Crimson's picture


MEMBER SINCE   July 11, 2012


  • COLLEGE FOOTBALL PLAYER: Dane Sanzenbacher
  • NFL TEAM: Detroit Lions

Recent Activity

Comment 04 May 2019

but he'll have to sit out the 2019 season unless an unlikely waiver comes from the NCAA.

He boasted an impressive offer list in high school that included Louisville, LSU, Nebraska, Virginia Tech and Wisconsin.

 Agree to disagree.

Comment 10 Apr 2019

As long as we're being snarky, here's my take.

How dare the coaches script things to see who can do what, as if it's a real game, expecting people to want to come see players who are new or improved!!!  Why should the coaches try to improve the team as they see fit before the season!!!  It's insanity!!!  In my day, we practiced mental toughness by playing Russian Roulette before a game!!!!!

Comment 02 Apr 2019

You're getting a bit argumentative, but whatever . . .

No one here has data to say whether something is a trend or an outlier.  If context matters, how does it help your prediction?  You don't know, and I don't either.  If you don't like the answer, then go collect the data (yeah, I already said that).

None of us have much data.  No need to get on a high horse about it.

It's not a hot take.  That's just your inference.  We missed on Donovan Peoples-Jones.  We took Michael Jordan (2016), Mike Weber, Joshua Alabi (2015), and Damon Webb (2014).  We missed on Malik McDowell too.  But the Coombs effect was real.

Comment 02 Apr 2019

I've told you how I aggregate what I see, in my head.  It's probably not too far off from the "it's accurate at signing day" comment, because you never know when someone will switch commitments for one reason or another (I think they only define accuracy as predictions for the final commitment) or change where they think they want to go if uncommitted.

If someone wanted to do the research, 247 probably has better data available to academics (maybe anyone).  Twitter keeps their full history, and there are ways to download parts of it.  All big companies bring in academics to help on certain parts that will also get publications.  I just don't know who has the time and resources to do it.

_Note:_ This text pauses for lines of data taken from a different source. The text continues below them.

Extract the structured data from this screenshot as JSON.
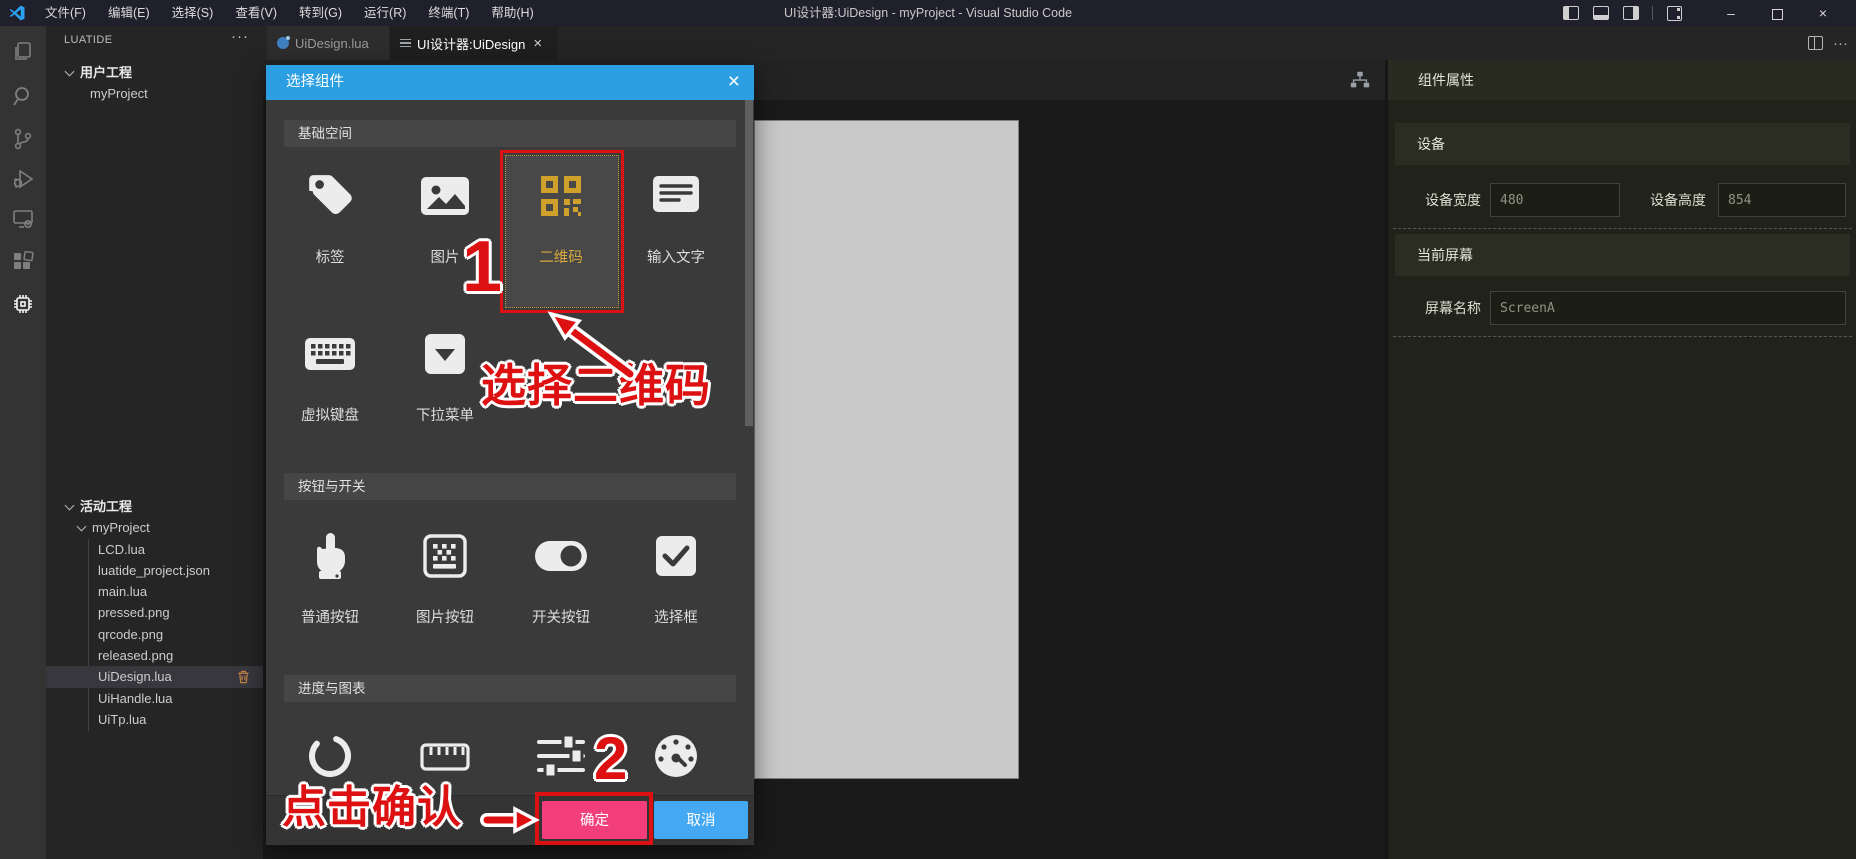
{
  "title_bar": {
    "menus": [
      "文件(F)",
      "编辑(E)",
      "选择(S)",
      "查看(V)",
      "转到(G)",
      "运行(R)",
      "终端(T)",
      "帮助(H)"
    ],
    "title": "UI设计器:UiDesign - myProject - Visual Studio Code"
  },
  "activity_bar": {
    "icons": [
      "explorer-icon",
      "search-icon",
      "source-control-icon",
      "run-debug-icon",
      "remote-explorer-icon",
      "extensions-icon",
      "luatide-chip-icon"
    ]
  },
  "sidebar": {
    "header": "LUATIDE",
    "user_section": {
      "label": "用户工程",
      "project": "myProject"
    },
    "active_section": {
      "label": "活动工程",
      "project": "myProject",
      "files": [
        "LCD.lua",
        "luatide_project.json",
        "main.lua",
        "pressed.png",
        "qrcode.png",
        "released.png",
        "UiDesign.lua",
        "UiHandle.lua",
        "UiTp.lua"
      ],
      "selected_file": "UiDesign.lua"
    }
  },
  "tabs": {
    "tab1": "UiDesign.lua",
    "tab2": "UI设计器:UiDesign"
  },
  "dialog": {
    "title": "选择组件",
    "section1": {
      "title": "基础空间",
      "items": [
        {
          "label": "标签",
          "icon": "tag-icon"
        },
        {
          "label": "图片",
          "icon": "image-icon"
        },
        {
          "label": "二维码",
          "icon": "qrcode-icon",
          "selected": true
        },
        {
          "label": "输入文字",
          "icon": "text-input-icon"
        },
        {
          "label": "虚拟键盘",
          "icon": "keyboard-icon"
        },
        {
          "label": "下拉菜单",
          "icon": "dropdown-icon"
        }
      ]
    },
    "section2": {
      "title": "按钮与开关",
      "items": [
        {
          "label": "普通按钮",
          "icon": "pointer-hand-icon"
        },
        {
          "label": "图片按钮",
          "icon": "image-button-icon"
        },
        {
          "label": "开关按钮",
          "icon": "toggle-icon"
        },
        {
          "label": "选择框",
          "icon": "checkbox-icon"
        }
      ]
    },
    "section3": {
      "title": "进度与图表",
      "items": [
        {
          "icon": "spinner-icon"
        },
        {
          "icon": "ruler-icon"
        },
        {
          "icon": "sliders-icon"
        },
        {
          "icon": "gauge-icon"
        }
      ]
    },
    "ok": "确定",
    "cancel": "取消"
  },
  "annotations": {
    "step1": "1",
    "step2": "2",
    "tip1": "选择二维码",
    "tip2": "点击确认"
  },
  "panel": {
    "title": "组件属性",
    "device": {
      "title": "设备",
      "width_label": "设备宽度",
      "width_value": "480",
      "height_label": "设备高度",
      "height_value": "854"
    },
    "screen": {
      "title": "当前屏幕",
      "name_label": "屏幕名称",
      "name_value": "ScreenA"
    }
  },
  "colors": {
    "modal_header_blue": "#2b9fe2",
    "ok_pink": "#f23f7c",
    "cancel_blue": "#45a8f2",
    "annotation_red": "#dd1111",
    "qr_gold": "#cfa12b"
  }
}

Without such analysis, my answers are: I think CB predictions should be viewed cautiously.  Many things change: did I get an offer I didn't have before, will OSU now accept my commitment, did I catch a coach lying, etc.  The final predictions are pretty accurate, but my guess is that early ones are far less so (pending good analysis).
I view NHB's comment as a valid counterpoint.  In the last few years, if we really want a Michigan player, we can take them most of the time.  I would guess that if any of these guys we have early interest in are actually at the top of our board later on, the CBs will shift, and we have a great shot to get them.  From what I've read, I would point more toward Cameron Martinez than McGregor & Edwards.

Comment 01 Apr 2019

CBs are a dance.  Harrison and Friday were widely predicted to Michigan.  Harrison started as OSU, then moved far way, then moved back in the days before he signed.  Friday was a last minute interest of OSU and trended accordingly, if I recall.

The problem with these accuracy metrics is that they're ONLY locked in when the recruit commits (and only to the school they commit to).  News seems to always leak out where players are going within a few days before, everyone switches their crystal ball, and then they commit and predictions are locked in.  This is why crystal balls aren't reliable: not because they aren't, but because they are when it doesn't matter (two days before they commit and after).

If you'd like to evaluate this on a large sample, feel free to pull all crystal ball predictions (not just final ones) and see what the world looks like.